- _Prompt_:
The answer must consist of each line below that holds the word "水道橋博士に", copied as it stands.
START Data listing
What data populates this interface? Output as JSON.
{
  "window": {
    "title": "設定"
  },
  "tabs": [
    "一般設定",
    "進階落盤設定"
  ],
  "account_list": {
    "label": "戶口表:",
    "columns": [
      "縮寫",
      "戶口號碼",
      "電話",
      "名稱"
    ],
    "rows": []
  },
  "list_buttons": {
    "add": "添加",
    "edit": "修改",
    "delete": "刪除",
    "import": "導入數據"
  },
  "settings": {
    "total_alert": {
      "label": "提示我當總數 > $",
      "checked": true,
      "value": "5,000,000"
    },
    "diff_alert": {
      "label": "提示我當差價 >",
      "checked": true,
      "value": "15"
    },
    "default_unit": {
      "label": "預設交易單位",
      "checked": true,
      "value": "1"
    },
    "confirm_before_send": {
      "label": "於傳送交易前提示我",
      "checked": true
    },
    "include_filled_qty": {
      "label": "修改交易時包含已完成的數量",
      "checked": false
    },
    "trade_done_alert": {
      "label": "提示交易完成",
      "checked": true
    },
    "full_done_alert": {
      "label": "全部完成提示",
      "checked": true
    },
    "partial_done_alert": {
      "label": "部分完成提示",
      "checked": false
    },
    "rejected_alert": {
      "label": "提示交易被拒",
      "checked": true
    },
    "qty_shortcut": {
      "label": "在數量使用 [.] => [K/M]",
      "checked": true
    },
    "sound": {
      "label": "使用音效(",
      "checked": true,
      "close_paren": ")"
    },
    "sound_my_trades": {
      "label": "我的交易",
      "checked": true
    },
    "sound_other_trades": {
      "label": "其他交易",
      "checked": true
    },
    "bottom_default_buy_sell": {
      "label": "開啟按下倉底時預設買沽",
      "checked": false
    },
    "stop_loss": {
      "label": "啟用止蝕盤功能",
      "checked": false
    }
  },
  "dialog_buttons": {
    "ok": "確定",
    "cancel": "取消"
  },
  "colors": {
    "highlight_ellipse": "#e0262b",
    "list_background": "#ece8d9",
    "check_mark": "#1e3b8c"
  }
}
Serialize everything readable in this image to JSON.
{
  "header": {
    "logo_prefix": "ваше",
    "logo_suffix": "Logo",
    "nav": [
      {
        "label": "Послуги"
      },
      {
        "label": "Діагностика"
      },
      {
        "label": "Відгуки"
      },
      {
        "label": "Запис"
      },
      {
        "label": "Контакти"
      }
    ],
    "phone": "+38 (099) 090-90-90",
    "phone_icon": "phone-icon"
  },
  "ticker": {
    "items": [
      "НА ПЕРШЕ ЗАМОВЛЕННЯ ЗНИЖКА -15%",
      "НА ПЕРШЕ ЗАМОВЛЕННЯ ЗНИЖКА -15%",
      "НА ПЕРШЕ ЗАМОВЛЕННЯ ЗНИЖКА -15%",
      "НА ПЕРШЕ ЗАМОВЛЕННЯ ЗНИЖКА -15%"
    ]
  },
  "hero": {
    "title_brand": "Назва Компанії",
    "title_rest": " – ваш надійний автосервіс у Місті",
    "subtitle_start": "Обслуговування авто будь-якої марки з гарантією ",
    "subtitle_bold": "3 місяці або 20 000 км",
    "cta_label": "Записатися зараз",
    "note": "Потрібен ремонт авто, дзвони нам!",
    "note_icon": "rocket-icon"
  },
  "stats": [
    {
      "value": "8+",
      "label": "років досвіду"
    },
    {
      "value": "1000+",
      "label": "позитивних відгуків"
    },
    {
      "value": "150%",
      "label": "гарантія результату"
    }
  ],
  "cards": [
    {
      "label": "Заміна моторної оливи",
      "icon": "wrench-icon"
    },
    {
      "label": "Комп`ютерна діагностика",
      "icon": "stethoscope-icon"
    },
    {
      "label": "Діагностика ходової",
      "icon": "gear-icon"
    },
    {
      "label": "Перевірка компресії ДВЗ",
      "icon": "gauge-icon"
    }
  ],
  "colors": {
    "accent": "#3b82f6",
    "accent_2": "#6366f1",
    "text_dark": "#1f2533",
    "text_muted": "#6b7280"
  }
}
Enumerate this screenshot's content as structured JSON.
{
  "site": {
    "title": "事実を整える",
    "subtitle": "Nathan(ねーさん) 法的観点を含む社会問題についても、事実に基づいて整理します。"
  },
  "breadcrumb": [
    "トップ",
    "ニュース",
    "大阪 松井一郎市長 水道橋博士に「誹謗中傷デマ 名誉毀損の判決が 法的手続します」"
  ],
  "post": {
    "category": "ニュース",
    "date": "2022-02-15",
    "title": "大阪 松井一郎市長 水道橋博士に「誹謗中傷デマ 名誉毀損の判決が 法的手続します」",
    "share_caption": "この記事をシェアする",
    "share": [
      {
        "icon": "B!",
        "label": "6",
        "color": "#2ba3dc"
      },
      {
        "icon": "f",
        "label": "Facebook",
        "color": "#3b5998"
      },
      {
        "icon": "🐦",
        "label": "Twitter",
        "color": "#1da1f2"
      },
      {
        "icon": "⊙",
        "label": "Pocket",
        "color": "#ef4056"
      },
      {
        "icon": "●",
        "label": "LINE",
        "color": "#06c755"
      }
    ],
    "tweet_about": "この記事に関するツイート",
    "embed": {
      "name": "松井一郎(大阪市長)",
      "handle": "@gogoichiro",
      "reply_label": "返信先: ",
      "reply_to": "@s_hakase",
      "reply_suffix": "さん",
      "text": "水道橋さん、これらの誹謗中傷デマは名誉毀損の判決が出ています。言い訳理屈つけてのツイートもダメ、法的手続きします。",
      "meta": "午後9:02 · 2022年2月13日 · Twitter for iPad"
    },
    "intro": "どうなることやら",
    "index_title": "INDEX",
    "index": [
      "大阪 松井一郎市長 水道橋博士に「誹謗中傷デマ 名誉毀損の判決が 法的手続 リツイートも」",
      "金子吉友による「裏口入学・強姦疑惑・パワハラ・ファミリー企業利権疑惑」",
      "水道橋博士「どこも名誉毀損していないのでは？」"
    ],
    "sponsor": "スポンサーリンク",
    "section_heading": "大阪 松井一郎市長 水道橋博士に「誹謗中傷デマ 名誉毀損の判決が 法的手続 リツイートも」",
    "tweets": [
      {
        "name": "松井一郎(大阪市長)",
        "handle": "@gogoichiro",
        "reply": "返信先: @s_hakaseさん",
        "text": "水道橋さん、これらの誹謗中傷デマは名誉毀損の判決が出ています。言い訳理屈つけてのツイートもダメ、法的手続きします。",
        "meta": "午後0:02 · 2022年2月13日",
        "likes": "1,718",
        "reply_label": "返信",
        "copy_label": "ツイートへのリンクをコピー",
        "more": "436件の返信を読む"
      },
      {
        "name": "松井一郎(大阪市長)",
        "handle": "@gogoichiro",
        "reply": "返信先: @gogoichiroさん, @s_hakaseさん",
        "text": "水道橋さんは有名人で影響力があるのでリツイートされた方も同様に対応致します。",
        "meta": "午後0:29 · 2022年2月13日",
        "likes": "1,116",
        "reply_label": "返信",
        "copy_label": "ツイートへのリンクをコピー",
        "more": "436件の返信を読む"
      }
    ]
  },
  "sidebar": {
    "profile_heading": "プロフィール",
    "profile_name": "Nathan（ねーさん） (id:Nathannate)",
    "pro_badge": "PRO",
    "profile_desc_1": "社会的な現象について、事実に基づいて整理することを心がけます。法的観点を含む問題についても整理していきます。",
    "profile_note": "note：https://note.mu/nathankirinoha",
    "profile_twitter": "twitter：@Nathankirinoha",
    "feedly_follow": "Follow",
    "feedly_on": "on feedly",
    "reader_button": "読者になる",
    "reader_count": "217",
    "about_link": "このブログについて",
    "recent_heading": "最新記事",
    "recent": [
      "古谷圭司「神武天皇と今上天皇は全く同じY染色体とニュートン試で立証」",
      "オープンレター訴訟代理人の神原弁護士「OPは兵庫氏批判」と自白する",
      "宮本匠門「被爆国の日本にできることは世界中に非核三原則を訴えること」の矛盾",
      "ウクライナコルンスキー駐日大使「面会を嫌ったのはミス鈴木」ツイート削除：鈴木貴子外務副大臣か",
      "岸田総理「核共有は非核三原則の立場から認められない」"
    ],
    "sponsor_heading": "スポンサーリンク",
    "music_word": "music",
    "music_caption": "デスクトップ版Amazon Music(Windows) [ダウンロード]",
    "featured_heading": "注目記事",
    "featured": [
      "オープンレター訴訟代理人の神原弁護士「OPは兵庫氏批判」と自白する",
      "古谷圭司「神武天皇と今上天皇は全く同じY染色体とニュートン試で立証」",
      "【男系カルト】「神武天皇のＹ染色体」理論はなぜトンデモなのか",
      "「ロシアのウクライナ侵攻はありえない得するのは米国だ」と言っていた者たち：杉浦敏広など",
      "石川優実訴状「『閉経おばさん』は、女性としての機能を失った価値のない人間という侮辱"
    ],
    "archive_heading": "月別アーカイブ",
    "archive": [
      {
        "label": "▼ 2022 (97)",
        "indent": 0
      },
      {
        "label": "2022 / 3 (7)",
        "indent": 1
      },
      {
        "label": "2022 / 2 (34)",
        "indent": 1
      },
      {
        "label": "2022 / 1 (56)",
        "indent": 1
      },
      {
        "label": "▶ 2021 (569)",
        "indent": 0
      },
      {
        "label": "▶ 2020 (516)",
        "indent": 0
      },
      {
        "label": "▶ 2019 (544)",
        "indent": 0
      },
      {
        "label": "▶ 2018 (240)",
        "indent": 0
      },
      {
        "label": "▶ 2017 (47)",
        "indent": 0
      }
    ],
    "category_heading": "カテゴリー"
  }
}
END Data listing
- _Answer to this task_:
    "大阪 松井一郎市長 水道橋博士に「誹謗中傷デマ 名誉毀損の判決が 法的手続します」"
    "title": "大阪 松井一郎市長 水道橋博士に「誹謗中傷デマ 名誉毀損の判決が 法的手続します」",
      "大阪 松井一郎市長 水道橋博士に「誹謗中傷デマ 名誉毀損の判決が 法的手続 リツイートも」",
    "section_heading": "大阪 松井一郎市長 水道橋博士に「誹謗中傷デマ 名誉毀損の判決が 法的手続 リツイートも」",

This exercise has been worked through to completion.